- The title of the song, sung as "let's take it to the stage, sucker", is a challenge to other popular bands, inviting them to participate in a "battle of the bands". (See Cutting contest and Battle rap.) Several bands are "called out" in the song:
- James Brown, known as "The Godfather of Soul" — "Talking 'bout you the Godfather. Godmother! Grandfather!" Also referred to as "James Clown."
- Earth, Wind & Fire — "Earth, Hot Air & No Fire"
- Kool & the Gang — "Fool & the Gang"
- Rufus and their hit "Tell Me Something Good" — "Hey Sloofus! Tell Me Something Good!"
- Sly Stone and Sly & the Family Stone — "Slick Brick" and "Slick and the Family Brick"
- Some of the songs lyrics seem similar to an old folk rhyme that was first published in Thomas W. Talley's Negro Folk Rhymes (Wise or Otherwise) (1922):
- "Tricky Dick wasn't worried about no incriminating Watergate information being on those tapes. That sucker didn't want y'all to dig on him trying to cop an ounce of that P-blow!"
- President Richard Nixon was often referred to mockingly as "Tricky Dick".
- "Watergate" was a series of political scandals that involved political espionage and sabotage, illegal break-ins, wiretapping, and obstruction of justice. The Watergate scandal led to Nixon's resignation in 1974. During the Watergate investigation, it was revealed that Nixon had a tape recording system in his White House offices and that he had recorded many conversations.
- "Incriminating ... information ... on those tapes" refers to the mysterious 18½ minute gap that had been erased from the tapes Nixon provided to Watergate investigators.

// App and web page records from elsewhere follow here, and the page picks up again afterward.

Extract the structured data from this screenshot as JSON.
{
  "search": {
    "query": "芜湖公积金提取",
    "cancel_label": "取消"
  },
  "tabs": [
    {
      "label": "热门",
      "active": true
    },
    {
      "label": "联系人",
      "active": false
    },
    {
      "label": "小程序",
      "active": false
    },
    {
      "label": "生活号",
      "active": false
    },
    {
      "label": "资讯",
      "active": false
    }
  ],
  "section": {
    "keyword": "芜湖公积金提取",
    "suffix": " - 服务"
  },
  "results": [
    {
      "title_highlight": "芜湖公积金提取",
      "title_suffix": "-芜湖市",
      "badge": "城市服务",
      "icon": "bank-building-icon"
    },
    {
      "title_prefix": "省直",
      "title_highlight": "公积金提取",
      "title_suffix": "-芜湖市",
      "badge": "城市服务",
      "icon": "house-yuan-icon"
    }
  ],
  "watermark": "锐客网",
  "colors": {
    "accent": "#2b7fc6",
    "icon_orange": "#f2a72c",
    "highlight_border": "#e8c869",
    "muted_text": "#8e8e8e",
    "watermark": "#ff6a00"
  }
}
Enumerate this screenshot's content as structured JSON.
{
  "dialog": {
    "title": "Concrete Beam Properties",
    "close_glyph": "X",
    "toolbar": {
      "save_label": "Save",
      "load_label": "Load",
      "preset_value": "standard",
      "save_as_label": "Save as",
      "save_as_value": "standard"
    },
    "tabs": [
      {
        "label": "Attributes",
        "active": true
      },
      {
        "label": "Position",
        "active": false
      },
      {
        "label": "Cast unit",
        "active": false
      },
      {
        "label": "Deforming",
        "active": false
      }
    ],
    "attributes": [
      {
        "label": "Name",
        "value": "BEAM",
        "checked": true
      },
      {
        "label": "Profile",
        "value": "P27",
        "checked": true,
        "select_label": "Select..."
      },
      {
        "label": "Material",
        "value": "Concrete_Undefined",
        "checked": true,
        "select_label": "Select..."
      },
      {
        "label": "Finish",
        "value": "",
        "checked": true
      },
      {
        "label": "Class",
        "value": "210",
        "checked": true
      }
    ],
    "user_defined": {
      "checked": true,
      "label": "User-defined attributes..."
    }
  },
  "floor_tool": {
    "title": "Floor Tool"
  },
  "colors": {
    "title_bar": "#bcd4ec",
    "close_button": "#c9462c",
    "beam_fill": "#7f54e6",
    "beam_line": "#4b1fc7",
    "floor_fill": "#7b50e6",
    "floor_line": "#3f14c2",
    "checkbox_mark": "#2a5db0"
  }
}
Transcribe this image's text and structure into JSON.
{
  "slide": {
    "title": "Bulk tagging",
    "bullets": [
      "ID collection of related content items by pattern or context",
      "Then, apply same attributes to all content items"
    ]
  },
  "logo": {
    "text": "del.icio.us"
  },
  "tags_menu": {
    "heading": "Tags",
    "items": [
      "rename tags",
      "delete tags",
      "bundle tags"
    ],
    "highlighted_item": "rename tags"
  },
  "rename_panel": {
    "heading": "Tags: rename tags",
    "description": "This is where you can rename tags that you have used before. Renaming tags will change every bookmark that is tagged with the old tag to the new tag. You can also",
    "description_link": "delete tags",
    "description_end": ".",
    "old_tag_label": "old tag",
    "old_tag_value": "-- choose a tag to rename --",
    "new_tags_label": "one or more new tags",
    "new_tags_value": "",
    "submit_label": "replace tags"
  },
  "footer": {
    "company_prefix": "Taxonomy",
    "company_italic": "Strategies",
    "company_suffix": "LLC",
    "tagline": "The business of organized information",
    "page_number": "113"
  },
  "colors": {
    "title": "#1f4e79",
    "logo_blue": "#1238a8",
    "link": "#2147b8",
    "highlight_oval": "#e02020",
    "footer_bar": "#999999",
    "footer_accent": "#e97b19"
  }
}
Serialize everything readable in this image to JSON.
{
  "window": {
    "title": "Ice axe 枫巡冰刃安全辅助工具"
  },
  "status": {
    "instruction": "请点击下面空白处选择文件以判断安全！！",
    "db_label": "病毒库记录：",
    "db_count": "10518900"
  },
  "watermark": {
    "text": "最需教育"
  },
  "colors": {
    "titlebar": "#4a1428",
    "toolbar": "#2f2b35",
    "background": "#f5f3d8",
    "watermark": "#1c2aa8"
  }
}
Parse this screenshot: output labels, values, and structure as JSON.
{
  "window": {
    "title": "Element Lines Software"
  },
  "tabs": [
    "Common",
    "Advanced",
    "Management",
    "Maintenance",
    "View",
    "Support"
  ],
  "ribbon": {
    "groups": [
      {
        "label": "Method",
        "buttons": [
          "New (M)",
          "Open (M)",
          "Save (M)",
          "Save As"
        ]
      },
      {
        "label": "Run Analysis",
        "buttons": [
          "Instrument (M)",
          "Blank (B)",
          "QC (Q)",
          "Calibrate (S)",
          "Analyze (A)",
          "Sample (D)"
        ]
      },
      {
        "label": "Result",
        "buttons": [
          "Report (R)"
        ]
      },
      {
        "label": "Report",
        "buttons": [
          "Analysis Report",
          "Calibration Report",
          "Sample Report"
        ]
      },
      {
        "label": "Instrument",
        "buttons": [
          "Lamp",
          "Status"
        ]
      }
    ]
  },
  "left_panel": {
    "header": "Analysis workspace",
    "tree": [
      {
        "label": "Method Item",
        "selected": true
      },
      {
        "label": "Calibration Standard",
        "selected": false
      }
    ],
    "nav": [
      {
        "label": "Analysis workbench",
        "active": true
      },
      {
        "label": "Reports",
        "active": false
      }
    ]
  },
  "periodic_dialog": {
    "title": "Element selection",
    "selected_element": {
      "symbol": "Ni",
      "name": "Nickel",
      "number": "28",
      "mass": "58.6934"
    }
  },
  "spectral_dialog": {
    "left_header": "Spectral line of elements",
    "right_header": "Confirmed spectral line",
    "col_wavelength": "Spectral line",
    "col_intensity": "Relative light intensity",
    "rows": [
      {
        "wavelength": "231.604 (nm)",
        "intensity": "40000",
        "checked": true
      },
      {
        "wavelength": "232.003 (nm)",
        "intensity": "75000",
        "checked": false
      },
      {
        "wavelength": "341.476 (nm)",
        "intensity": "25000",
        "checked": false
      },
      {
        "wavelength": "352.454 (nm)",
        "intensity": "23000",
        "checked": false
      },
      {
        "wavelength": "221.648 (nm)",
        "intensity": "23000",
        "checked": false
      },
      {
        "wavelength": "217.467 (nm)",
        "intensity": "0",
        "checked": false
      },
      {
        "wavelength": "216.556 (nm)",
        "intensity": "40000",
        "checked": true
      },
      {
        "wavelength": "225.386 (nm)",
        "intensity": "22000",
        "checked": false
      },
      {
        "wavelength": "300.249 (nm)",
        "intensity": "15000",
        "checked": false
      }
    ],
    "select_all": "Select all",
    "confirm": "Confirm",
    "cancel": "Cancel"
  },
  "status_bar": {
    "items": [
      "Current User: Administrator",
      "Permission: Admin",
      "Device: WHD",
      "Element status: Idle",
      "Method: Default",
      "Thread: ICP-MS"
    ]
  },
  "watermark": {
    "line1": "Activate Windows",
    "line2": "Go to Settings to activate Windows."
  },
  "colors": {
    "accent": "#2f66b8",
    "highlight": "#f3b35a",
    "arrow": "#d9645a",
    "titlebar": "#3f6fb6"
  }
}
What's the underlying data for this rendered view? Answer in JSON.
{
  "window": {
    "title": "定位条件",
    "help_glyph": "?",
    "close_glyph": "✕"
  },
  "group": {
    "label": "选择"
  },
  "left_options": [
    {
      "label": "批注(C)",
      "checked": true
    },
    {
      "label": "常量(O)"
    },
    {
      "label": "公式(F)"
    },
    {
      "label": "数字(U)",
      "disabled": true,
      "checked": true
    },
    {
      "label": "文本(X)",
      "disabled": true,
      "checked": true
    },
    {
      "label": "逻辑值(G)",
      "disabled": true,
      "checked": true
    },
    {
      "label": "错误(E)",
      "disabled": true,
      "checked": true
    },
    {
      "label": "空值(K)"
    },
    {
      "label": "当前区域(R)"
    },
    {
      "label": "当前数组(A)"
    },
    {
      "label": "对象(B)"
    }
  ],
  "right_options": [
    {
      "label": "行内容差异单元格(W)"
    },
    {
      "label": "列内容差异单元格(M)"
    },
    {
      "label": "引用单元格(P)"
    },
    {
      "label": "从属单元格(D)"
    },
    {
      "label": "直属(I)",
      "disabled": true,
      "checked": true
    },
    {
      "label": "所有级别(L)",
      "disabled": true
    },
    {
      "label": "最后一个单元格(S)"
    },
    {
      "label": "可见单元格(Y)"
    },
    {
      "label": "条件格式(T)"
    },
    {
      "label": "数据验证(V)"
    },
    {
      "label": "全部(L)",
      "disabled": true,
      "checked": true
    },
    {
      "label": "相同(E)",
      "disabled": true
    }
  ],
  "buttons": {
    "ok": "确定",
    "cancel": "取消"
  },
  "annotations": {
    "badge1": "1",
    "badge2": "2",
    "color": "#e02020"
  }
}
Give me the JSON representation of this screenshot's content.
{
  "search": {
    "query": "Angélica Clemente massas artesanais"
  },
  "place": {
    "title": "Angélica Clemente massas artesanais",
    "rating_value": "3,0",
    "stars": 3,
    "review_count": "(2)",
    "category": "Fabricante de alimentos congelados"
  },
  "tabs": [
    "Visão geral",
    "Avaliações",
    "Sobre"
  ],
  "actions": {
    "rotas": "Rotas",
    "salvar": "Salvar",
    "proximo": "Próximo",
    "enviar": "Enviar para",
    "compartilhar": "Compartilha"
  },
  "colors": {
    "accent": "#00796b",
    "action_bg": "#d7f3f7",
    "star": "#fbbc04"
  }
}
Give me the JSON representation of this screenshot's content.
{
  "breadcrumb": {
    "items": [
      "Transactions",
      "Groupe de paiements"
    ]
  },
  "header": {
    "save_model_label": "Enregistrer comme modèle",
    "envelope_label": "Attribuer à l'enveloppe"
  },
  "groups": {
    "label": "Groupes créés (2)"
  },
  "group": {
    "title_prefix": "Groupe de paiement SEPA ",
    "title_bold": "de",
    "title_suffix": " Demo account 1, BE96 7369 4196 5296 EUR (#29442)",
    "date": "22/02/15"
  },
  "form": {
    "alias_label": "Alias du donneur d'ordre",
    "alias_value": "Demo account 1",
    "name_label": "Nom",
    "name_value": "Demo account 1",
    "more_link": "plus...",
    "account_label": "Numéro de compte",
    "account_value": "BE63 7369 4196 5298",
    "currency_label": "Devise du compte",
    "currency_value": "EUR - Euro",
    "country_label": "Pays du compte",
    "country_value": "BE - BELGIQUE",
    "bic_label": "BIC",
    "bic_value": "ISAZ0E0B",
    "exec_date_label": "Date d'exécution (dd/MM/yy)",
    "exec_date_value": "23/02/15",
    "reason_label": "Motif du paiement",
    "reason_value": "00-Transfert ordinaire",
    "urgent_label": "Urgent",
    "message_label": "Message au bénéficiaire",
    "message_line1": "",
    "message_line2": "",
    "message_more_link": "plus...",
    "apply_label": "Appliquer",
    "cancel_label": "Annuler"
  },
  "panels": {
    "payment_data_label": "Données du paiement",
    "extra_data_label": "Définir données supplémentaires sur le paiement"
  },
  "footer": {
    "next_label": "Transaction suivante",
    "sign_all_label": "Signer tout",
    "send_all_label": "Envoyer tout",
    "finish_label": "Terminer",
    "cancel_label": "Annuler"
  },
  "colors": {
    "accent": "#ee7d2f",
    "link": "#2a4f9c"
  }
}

Since the discovery of the gap in 1973, there has been a great deal of speculation regarding the conversation that had been erased, and why it was considered so embarrassing that somebody chose to erase it.
- "P-blow" could refer to P-Funk (that is, Nixon was listening to P-Funk) or cocaine, commonly referred to as "blow".